_What is needed_
A verbatim copy of all the data is required, minus any images.

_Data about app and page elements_
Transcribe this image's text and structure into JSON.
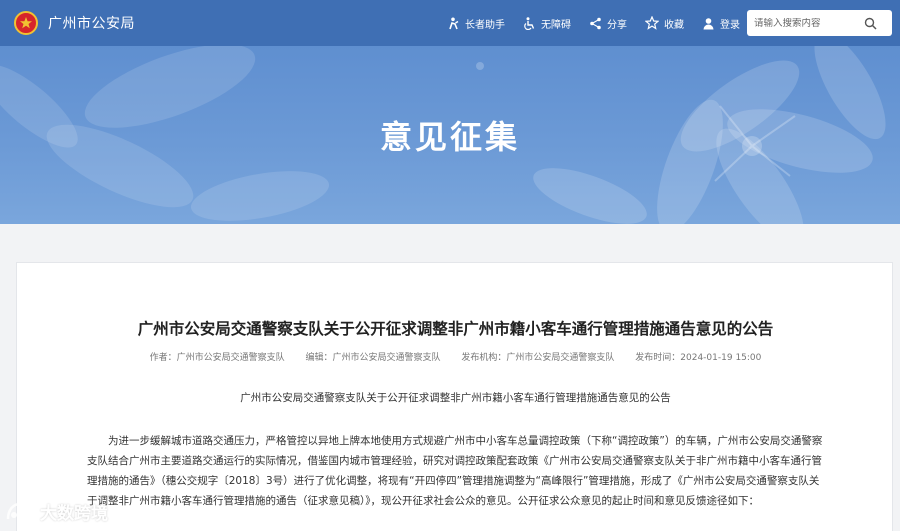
{
  "header": {
    "site_title": "广州市公安局",
    "tools": [
      {
        "label": "长者助手",
        "icon": "elder-assist-icon"
      },
      {
        "label": "无障碍",
        "icon": "accessibility-icon"
      },
      {
        "label": "分享",
        "icon": "share-icon"
      },
      {
        "label": "收藏",
        "icon": "star-icon"
      },
      {
        "label": "登录",
        "icon": "user-icon"
      }
    ],
    "search": {
      "placeholder": "请输入搜索内容",
      "value": ""
    }
  },
  "banner": {
    "title": "意见征集"
  },
  "article": {
    "title": "广州市公安局交通警察支队关于公开征求调整非广州市籍小客车通行管理措施通告意见的公告",
    "meta": {
      "author": "作者：广州市公安局交通警察支队",
      "editor": "编辑：广州市公安局交通警察支队",
      "publisher": "发布机构：广州市公安局交通警察支队",
      "time": "发布时间：2024-01-19 15:00"
    },
    "subtitle": "广州市公安局交通警察支队关于公开征求调整非广州市籍小客车通行管理措施通告意见的公告",
    "paragraph": "为进一步缓解城市道路交通压力，严格管控以异地上牌本地使用方式规避广州市中小客车总量调控政策（下称“调控政策”）的车辆，广州市公安局交通警察支队结合广州市主要道路交通运行的实际情况，借鉴国内城市管理经验，研究对调控政策配套政策《广州市公安局交通警察支队关于非广州市籍中小客车通行管理措施的通告》（穗公交规字〔2018〕3号）进行了优化调整，将现有“开四停四”管理措施调整为“高峰限行”管理措施，形成了《广州市公安局交通警察支队关于调整非广州市籍小客车通行管理措施的通告（征求意见稿）》，现公开征求社会公众的意见。公开征求公众意见的起止时间和意见反馈途径如下："
  },
  "watermark": {
    "text": "大数跨境"
  },
  "colors": {
    "header": "#3f6fb4",
    "banner": "#6c9ad6",
    "emblem": "#d7262b"
  }
}
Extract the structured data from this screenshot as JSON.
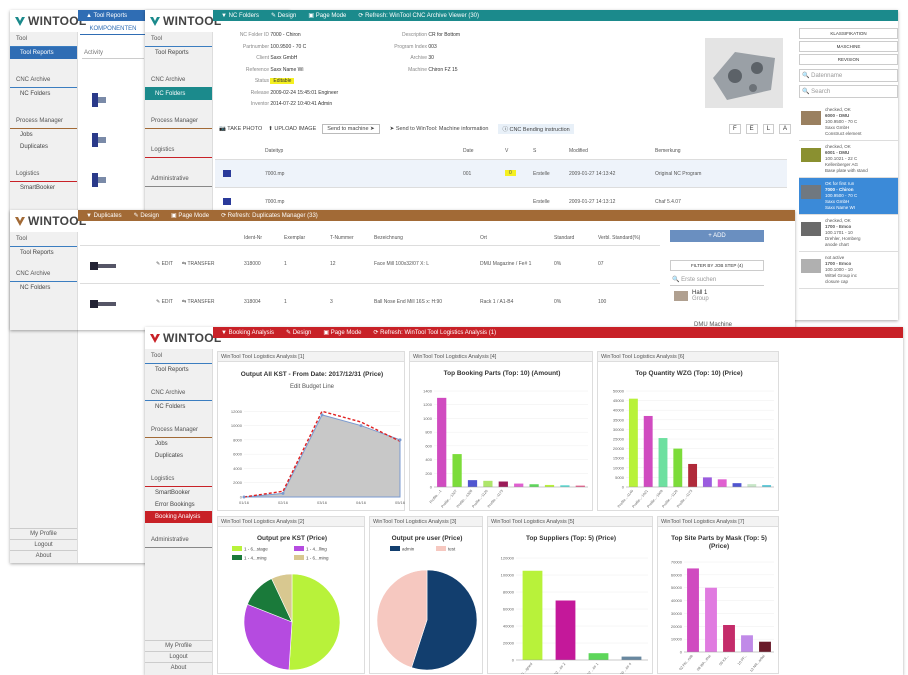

_Solution to this problem_
Transcribe this image's text and structure into JSON.
{
  "header": {
    "site_title": "广州市公安局",
    "tools": [
      {
        "label": "长者助手",
        "icon": "elder-assist-icon"
      },
      {
        "label": "无障碍",
        "icon": "accessibility-icon"
      },
      {
        "label": "分享",
        "icon": "share-icon"
      },
      {
        "label": "收藏",
        "icon": "star-icon"
      },
      {
        "label": "登录",
        "icon": "user-icon"
      }
    ],
    "search": {
      "placeholder": "请输入搜索内容",
      "value": ""
    }
  },
  "banner": {
    "title": "意见征集"
  },
  "article": {
    "title": "广州市公安局交通警察支队关于公开征求调整非广州市籍小客车通行管理措施通告意见的公告",
    "meta": {
      "author": "作者：广州市公安局交通警察支队",
      "editor": "编辑：广州市公安局交通警察支队",
      "publisher": "发布机构：广州市公安局交通警察支队",
      "time": "发布时间：2024-01-19 15:00"
    },
    "subtitle": "广州市公安局交通警察支队关于公开征求调整非广州市籍小客车通行管理措施通告意见的公告",
    "paragraph": "为进一步缓解城市道路交通压力，严格管控以异地上牌本地使用方式规避广州市中小客车总量调控政策（下称“调控政策”）的车辆，广州市公安局交通警察支队结合广州市主要道路交通运行的实际情况，借鉴国内城市管理经验，研究对调控政策配套政策《广州市公安局交通警察支队关于非广州市籍中小客车通行管理措施的通告》（穗公交规字〔2018〕3号）进行了优化调整，将现有“开四停四”管理措施调整为“高峰限行”管理措施，形成了《广州市公安局交通警察支队关于调整非广州市籍小客车通行管理措施的通告（征求意见稿）》，现公开征求社会公众的意见。公开征求公众意见的起止时间和意见反馈途径如下："
  },
  "watermark": {
    "text": "大数跨境"
  },
  "colors": {
    "header": "#3f6fb4",
    "banner": "#6c9ad6",
    "emblem": "#d7262b"
  }
}
Extract the structured data from this screenshot as JSON.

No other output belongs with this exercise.